Finally, a law to deal with dead marriages
Realising that these complexities could impact on husband-wife relations, the Hindu Marriage Act, 1955, had made room for divorce if both or one of them realized that they were caged in a marital bond and it was better to quit then suffer. Section 13 of the act provided a long list of grounds for divorce given the complexities of human nature. One could seek divorce on the following grounds: adultery, conversion from Hinduism to another religion, unsoundness of mind, suffering from venereal or virulent diseases in communicable form for three continuous years, renouncing the world, missing for seven years or more, and no cohabitation for two years.
In addition, it entitled a woman to divorce if the husband was found to be guilty of marrying again or having a wife prior to marriage and if the earlier wife was alive; or he was found guilty of rape, sodomy or bestiality after the solemnization of marriage.
Despite the elaborate grounds, courts in the last two decades came across cases where a man and woman were living a dead marriage, unable to find a ground to untie the knot, mainly stemming from mental cruelty inflicted by one on the other.
The Supreme Court for the first time on January 13, 1995, in Romesh Chander vs Savitri [1995 (2) SCC 7], posed the question whether a marriage which is otherwise dead emotionally and practically should be continued. The problem — irretrievable breakdown of marriage — kept raising its head with frustrating regularity. A 3-judge bench of the apex court, in 2007, dealt with it elaborately in Samar Ghosh vs Jaya Ghosh [2007 (4) SCC 511].
Justice Dalveer Bhandari, the author of the unanimous judgment, examined the worldwide judicial trends starting from the 1864 British case of Prichard vs Prichard, where the court had felt that repeated acts of unprovoked violence by the wife were to be regarded as cruelty, although they might not inflict serious bodily injury on the husband.
The irretrievable breakdown of marriage theory was first formulated by the Law Commission of India in its report to the government on April 7, 1978, taking into account a two-decade long problem.
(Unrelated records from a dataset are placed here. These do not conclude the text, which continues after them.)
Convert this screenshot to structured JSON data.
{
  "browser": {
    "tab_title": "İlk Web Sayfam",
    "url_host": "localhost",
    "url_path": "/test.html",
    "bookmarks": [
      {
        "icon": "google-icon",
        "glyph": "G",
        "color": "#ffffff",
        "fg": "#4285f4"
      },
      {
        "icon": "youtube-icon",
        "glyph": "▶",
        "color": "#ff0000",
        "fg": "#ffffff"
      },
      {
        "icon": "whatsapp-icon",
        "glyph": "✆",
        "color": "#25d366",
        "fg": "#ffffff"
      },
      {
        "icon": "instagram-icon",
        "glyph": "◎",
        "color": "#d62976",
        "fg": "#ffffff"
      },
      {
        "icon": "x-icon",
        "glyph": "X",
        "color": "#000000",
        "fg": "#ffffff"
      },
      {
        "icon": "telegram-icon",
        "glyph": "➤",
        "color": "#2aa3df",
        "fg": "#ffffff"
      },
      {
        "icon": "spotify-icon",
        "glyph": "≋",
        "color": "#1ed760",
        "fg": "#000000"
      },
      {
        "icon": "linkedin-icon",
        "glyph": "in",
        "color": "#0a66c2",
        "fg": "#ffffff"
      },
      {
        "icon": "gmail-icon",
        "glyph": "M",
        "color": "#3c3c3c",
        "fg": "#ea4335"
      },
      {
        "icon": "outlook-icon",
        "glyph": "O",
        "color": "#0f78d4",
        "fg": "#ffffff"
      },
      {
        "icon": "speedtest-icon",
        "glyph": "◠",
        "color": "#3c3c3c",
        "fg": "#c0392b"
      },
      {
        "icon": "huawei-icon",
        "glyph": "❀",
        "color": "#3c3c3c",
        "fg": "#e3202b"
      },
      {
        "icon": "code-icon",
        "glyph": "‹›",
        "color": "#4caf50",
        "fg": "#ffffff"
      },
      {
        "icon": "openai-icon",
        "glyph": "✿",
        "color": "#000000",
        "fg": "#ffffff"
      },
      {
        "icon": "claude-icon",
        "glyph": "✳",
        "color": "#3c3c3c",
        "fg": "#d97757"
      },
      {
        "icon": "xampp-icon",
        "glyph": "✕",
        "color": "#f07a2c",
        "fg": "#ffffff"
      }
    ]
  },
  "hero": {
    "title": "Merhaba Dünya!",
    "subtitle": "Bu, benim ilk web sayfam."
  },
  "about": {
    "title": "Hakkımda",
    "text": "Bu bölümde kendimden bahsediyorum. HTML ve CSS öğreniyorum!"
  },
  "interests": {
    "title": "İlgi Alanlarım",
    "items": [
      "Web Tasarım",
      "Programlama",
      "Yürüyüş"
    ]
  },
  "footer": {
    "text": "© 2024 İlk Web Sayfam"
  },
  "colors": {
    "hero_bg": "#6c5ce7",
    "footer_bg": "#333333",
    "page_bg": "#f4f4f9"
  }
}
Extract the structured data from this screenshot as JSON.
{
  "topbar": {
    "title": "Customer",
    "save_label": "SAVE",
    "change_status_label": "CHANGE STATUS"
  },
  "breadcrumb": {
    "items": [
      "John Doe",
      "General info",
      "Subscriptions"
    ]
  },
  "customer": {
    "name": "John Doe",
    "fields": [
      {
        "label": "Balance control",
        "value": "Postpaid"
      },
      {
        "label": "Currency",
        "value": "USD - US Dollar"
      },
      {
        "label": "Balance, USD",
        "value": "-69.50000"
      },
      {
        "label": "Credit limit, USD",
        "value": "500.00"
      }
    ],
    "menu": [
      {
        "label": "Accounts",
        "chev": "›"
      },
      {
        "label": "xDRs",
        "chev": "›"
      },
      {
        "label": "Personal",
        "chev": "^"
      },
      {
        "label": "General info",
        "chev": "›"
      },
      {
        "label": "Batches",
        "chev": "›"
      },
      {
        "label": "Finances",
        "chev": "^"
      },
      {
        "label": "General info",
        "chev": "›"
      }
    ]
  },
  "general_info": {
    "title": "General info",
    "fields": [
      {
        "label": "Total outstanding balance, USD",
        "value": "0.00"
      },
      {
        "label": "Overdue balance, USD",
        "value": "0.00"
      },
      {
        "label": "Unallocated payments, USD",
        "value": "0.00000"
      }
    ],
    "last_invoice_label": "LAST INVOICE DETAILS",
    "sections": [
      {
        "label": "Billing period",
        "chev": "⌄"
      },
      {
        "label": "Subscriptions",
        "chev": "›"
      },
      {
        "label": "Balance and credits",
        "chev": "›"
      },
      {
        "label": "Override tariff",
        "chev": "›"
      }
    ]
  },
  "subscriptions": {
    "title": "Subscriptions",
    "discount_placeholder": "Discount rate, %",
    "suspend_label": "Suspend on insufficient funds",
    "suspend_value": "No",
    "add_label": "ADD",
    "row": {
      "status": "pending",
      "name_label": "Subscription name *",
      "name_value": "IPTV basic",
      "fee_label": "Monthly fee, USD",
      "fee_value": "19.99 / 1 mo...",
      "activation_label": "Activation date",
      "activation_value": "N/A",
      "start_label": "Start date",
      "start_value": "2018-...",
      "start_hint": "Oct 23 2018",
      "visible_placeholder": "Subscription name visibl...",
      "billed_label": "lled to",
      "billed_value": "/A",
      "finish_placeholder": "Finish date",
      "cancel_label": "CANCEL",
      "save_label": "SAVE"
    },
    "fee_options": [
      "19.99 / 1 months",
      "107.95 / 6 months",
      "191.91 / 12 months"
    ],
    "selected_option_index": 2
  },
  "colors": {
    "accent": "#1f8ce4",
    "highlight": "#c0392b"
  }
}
This means, the Union Cabinet ratified the need to address the problem after its ill effects on marriage was diagnosed more than 50 years ago. The commission had said, “In case the marriage has ceased to exist in substance and in reality, there is no reason for denying divorce, then the parties alone can decide whether their mutual relationship provides the fulfilment which they seek.
“Divorce should be seen as a solution and an escape route out of a difficult situation. Such divorce is unconcerned with the wrongs of the past, but is concerned with bringing the parties and the children to terms with the new situation and developments by working out the most satisfactory basis upon which they may regulate their relationship in the changed circumstances.”
But the breakdown theory, recognized by the commission and the apex court as a solid ground for annulling a marriage, does not give licence to any husband to walk into court seeking divorce claiming that his marriage has broken down irretrievably. The courts examining such pleas must apply the strict scrutiny test, the SC had said in its 2007 judgment.
A husband or wife must show that “they have separated and the separation has continued for a sufficient length of time and one of them has presented a petition of divorce” before taking recourse to the breakdown theory. Moreover, the courts faced with such a case “no doubt, should seriously endeavour to reconcile the parties; yet, if it is found that the breakdown is irreparable, then divorce should not be withheld,” the SC said, adding, “The consequences of preservation in law of a unworkable marriage, which has long ceased to be effective, are bound to be a source of greater misery for the parties.”